By Huw Jones
FILE PHOTO: People walk past a branch of BHS on Oxford Street in London, Britain April 25, 2016. REUTERS/Peter Nicholls

By Huw Jones

LONDON (Reuters) - Large private companies in Britain will have to comply with governance standards for the first time from 2020 in a response to the collapse of unlisted retailer BHS that left thousands of people out of a job.

BHS went into administration in 2016, putting 11,000 people out of work and leaving a 571 million pound hole in the company's pension scheme. The political outcry led to a government clampdown on bosses who fail to protect workers' pensions.

The Financial Reporting Council (FRC), a regulator that monitors corporate governance, on Monday published the Wates Principles and private companies will have to say to what extent they comply with them. They mirror rules already in place for listed companies.

About 1,700 private companies will be captured by the new code if they have more than 2,000 staff, or a balance sheet of more than 2 billion pounds, and a turnover of over 200 million pounds.

The principles, named after James Wates, the head of a construction company who chaired an industry coalition set up by the FRC, will be applied to annual reports published from January 2020.

"They are just good common sense. We are not trying to reinvent any wheels," Wates told Reuters.

But they are unlikely to prevent another collapse like BHS, Wates said. "If people are determined to do things, they will. What it will do is set out standards that people will hopefully aspire to."

The six principles include having clear board member responsibilities, promoting the long-term, sustainable success of the company, and meaningful engagement with staff and having regard to their views when taking decisions.

They also touch on the sensitive issue of boardroom pay, saying it should be set at "appropriate and fair levels" to secure and retain high-quality directors and senior managers, and aligned with performance.

But the disclosure of pay ratios, or the difference in pay between chief executives and their average UK worker, would only be on a voluntary basis.

Pay ratio disclosures are mandatory for listed companies after a public outcry over bonuses being out of step with company performance.
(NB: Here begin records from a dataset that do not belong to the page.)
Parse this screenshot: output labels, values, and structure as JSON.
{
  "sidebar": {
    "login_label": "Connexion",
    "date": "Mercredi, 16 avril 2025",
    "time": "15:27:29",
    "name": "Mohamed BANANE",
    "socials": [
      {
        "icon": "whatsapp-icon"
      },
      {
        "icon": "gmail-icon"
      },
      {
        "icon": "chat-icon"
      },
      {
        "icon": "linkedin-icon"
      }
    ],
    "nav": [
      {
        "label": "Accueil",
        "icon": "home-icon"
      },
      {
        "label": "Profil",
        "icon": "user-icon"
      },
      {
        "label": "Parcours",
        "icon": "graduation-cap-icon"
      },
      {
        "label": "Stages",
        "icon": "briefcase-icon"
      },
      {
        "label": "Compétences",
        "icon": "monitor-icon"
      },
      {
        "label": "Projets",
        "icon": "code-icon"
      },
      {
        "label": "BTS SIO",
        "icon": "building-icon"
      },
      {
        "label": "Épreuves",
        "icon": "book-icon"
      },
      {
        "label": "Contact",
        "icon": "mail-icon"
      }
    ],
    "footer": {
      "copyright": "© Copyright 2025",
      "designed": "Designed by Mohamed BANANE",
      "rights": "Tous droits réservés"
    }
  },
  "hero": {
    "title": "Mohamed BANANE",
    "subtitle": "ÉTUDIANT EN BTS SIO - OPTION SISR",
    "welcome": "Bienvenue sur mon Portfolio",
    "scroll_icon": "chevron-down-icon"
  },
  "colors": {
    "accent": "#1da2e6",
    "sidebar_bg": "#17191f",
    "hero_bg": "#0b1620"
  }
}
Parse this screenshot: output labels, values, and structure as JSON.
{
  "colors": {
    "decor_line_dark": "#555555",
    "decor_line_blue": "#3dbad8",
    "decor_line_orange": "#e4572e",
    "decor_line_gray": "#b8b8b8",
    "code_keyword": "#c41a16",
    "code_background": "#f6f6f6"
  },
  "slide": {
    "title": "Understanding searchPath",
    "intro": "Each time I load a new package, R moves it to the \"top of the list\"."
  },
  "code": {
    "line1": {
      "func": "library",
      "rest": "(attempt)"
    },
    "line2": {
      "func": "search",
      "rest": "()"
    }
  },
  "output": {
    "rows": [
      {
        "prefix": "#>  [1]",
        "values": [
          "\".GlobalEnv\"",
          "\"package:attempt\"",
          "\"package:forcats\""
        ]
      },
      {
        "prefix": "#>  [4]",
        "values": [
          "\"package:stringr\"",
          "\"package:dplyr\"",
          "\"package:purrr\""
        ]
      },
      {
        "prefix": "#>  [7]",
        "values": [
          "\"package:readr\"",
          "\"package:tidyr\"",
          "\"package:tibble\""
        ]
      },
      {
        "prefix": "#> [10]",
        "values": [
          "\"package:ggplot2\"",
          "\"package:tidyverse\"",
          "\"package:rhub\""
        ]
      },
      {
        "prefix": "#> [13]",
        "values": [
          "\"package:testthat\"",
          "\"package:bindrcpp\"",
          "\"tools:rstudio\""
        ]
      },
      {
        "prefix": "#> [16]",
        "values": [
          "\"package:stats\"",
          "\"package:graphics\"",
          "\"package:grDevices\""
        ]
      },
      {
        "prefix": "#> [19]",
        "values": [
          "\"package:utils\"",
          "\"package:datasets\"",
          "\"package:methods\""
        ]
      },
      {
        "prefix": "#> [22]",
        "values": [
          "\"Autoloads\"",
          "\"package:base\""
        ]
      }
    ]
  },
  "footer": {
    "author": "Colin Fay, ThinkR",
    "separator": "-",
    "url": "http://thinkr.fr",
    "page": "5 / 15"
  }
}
"We want people to think about their remuneration in the round and articulate their philosophy. What you don't want to do is put a price tag on your people as they could be recruited away from you," Wates said.

Matthew Fell, deputy director-general of business lobby CBI, said the principles could aid robust decision-taking informed by strong engagement with staff, customers and owners.

The FRC will monitor how the new code is applied.


(Reporting by Huw Jones; Editing by Alison Williams)